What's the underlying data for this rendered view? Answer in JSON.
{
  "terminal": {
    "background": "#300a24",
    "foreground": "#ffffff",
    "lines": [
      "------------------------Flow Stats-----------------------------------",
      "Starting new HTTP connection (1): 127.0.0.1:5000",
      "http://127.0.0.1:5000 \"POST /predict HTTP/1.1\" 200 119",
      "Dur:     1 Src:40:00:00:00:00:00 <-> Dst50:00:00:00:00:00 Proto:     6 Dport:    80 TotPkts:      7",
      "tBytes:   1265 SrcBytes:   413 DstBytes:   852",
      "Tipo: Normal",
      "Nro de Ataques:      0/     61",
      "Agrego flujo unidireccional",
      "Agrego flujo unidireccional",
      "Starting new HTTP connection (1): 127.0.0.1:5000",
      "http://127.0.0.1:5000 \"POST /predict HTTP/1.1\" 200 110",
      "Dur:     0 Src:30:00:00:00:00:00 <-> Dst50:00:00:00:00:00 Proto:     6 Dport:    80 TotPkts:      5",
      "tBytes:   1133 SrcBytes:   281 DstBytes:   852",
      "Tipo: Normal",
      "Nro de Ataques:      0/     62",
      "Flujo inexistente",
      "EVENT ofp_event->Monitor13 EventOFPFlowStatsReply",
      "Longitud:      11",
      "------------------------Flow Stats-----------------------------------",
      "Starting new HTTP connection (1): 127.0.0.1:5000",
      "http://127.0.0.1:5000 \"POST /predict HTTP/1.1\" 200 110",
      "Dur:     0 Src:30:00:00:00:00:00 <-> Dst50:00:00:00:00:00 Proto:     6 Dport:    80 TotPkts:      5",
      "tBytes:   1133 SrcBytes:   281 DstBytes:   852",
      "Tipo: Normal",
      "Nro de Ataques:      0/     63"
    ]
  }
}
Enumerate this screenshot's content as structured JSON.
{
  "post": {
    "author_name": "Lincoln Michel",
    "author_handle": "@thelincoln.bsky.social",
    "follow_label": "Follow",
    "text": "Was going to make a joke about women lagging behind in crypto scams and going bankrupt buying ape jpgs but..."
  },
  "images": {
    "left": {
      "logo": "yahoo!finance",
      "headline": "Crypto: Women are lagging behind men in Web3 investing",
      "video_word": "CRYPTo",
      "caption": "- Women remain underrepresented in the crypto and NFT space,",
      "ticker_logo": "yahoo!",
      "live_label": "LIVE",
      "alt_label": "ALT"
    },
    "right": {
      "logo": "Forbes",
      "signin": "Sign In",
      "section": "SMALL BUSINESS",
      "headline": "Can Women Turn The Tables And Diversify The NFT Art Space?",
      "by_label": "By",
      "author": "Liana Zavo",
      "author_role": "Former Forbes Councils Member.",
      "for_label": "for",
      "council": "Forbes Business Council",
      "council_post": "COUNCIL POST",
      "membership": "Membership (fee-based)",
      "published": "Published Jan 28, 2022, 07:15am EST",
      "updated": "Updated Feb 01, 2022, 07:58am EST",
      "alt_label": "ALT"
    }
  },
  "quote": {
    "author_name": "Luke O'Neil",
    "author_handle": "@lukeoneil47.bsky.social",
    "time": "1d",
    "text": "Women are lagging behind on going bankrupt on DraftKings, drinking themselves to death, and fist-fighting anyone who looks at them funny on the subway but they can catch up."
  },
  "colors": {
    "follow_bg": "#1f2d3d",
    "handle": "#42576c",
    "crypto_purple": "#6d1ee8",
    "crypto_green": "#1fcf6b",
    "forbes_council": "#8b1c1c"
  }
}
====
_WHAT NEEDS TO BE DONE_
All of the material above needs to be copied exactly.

_TASK ANSWER_
What's the underlying data for this rendered view? Answer in JSON.
{
  "terminal": {
    "background": "#300a24",
    "foreground": "#ffffff",
    "lines": [
      "------------------------Flow Stats-----------------------------------",
      "Starting new HTTP connection (1): 127.0.0.1:5000",
      "http://127.0.0.1:5000 \"POST /predict HTTP/1.1\" 200 119",
      "Dur:     1 Src:40:00:00:00:00:00 <-> Dst50:00:00:00:00:00 Proto:     6 Dport:    80 TotPkts:      7",
      "tBytes:   1265 SrcBytes:   413 DstBytes:   852",
      "Tipo: Normal",
      "Nro de Ataques:      0/     61",
      "Agrego flujo unidireccional",
      "Agrego flujo unidireccional",
      "Starting new HTTP connection (1): 127.0.0.1:5000",
      "http://127.0.0.1:5000 \"POST /predict HTTP/1.1\" 200 110",
      "Dur:     0 Src:30:00:00:00:00:00 <-> Dst50:00:00:00:00:00 Proto:     6 Dport:    80 TotPkts:      5",
      "tBytes:   1133 SrcBytes:   281 DstBytes:   852",
      "Tipo: Normal",
      "Nro de Ataques:      0/     62",
      "Flujo inexistente",
      "EVENT ofp_event->Monitor13 EventOFPFlowStatsReply",
      "Longitud:      11",
      "------------------------Flow Stats-----------------------------------",
      "Starting new HTTP connection (1): 127.0.0.1:5000",
      "http://127.0.0.1:5000 \"POST /predict HTTP/1.1\" 200 110",
      "Dur:     0 Src:30:00:00:00:00:00 <-> Dst50:00:00:00:00:00 Proto:     6 Dport:    80 TotPkts:      5",
      "tBytes:   1133 SrcBytes:   281 DstBytes:   852",
      "Tipo: Normal",
      "Nro de Ataques:      0/     63"
    ]
  }
}
Enumerate this screenshot's content as structured JSON.
{
  "post": {
    "author_name": "Lincoln Michel",
    "author_handle": "@thelincoln.bsky.social",
    "follow_label": "Follow",
    "text": "Was going to make a joke about women lagging behind in crypto scams and going bankrupt buying ape jpgs but..."
  },
  "images": {
    "left": {
      "logo": "yahoo!finance",
      "headline": "Crypto: Women are lagging behind men in Web3 investing",
      "video_word": "CRYPTo",
      "caption": "- Women remain underrepresented in the crypto and NFT space,",
      "ticker_logo": "yahoo!",
      "live_label": "LIVE",
      "alt_label": "ALT"
    },
    "right": {
      "logo": "Forbes",
      "signin": "Sign In",
      "section": "SMALL BUSINESS",
      "headline": "Can Women Turn The Tables And Diversify The NFT Art Space?",
      "by_label": "By",
      "author": "Liana Zavo",
      "author_role": "Former Forbes Councils Member.",
      "for_label": "for",
      "council": "Forbes Business Council",
      "council_post": "COUNCIL POST",
      "membership": "Membership (fee-based)",
      "published": "Published Jan 28, 2022, 07:15am EST",
      "updated": "Updated Feb 01, 2022, 07:58am EST",
      "alt_label": "ALT"
    }
  },
  "quote": {
    "author_name": "Luke O'Neil",
    "author_handle": "@lukeoneil47.bsky.social",
    "time": "1d",
    "text": "Women are lagging behind on going bankrupt on DraftKings, drinking themselves to death, and fist-fighting anyone who looks at them funny on the subway but they can catch up."
  },
  "colors": {
    "follow_bg": "#1f2d3d",
    "handle": "#42576c",
    "crypto_purple": "#6d1ee8",
    "crypto_green": "#1fcf6b",
    "forbes_council": "#8b1c1c"
  }
}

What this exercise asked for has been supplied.